The people (the value engineers) who undertake these tasks are beset by a number of challenges one of which is the acquisition of reliable and useful information.
Where to get such information? There are a variety of published information and data which is either in the public domain or can be acquired from suppliers and manufacturers. Whilst this is good and no doubt thoroughly useful – such information can be overwhelming, time consuming to wade through and there is no guarantee it provides the value engineer with the answer they are looking for, and it can be out of date.
What is the role of a sales-people in value engineering? Sales reps often get a “bad rap” but this sometimes understandable attitude is driven by the performance of poor salespeople. The result of this is that the value engineer might be tempted to ignore invitations to meet, put off or decline rep visits, shorten the time given to the call.
A good sales person seeks to understand the client, knows the product and makes the benefits of the product clear and relevant to the customer and adds value to the client. Knowledgeable, with up to date information supplied by the company resources behind him or her, a good salesperson is a repository of information – a quick reference point.

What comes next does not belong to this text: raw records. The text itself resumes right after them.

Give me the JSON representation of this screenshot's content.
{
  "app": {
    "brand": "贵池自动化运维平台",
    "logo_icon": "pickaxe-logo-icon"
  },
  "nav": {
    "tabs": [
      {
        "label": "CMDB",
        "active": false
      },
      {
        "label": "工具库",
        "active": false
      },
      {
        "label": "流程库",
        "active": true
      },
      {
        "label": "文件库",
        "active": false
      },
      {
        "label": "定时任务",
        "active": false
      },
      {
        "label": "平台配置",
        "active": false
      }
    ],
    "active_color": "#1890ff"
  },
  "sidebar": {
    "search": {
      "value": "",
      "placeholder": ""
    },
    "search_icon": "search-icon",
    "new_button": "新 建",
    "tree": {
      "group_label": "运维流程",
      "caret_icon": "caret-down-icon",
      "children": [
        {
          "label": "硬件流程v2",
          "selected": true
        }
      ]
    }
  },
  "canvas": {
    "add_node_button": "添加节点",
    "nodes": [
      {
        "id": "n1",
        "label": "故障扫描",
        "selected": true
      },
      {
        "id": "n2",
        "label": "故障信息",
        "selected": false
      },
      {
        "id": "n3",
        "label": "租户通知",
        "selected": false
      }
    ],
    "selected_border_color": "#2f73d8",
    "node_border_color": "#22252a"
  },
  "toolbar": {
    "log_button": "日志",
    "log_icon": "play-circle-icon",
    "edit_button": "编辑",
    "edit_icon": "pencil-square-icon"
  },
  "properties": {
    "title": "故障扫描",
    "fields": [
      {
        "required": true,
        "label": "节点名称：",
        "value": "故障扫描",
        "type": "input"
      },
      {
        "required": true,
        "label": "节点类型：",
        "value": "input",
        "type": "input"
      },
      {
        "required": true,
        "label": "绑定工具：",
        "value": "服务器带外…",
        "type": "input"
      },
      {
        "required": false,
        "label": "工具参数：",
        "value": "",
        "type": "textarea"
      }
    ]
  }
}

Potentially a more efficient way of acquiring pertinent information than wading through masses of published data. If they can’t provide the precise detail at that time then they will point the value engineer in the right direction, or provide the relevant information later.
The reality however is most salespeople don’t quite match up to the “good” salesperson. So, understandably, value engineers tend to ask themselves: “Is it still worth taking time to see the reps that call me every day?”
On balance we would say: absolutely! Even the mediocre rep has good days where you may hit upon a subject they know a lot about – and the rep can, with a bit of encouragement, be used to go and find that bit of information that the value engineer needs, while they get on with something else.”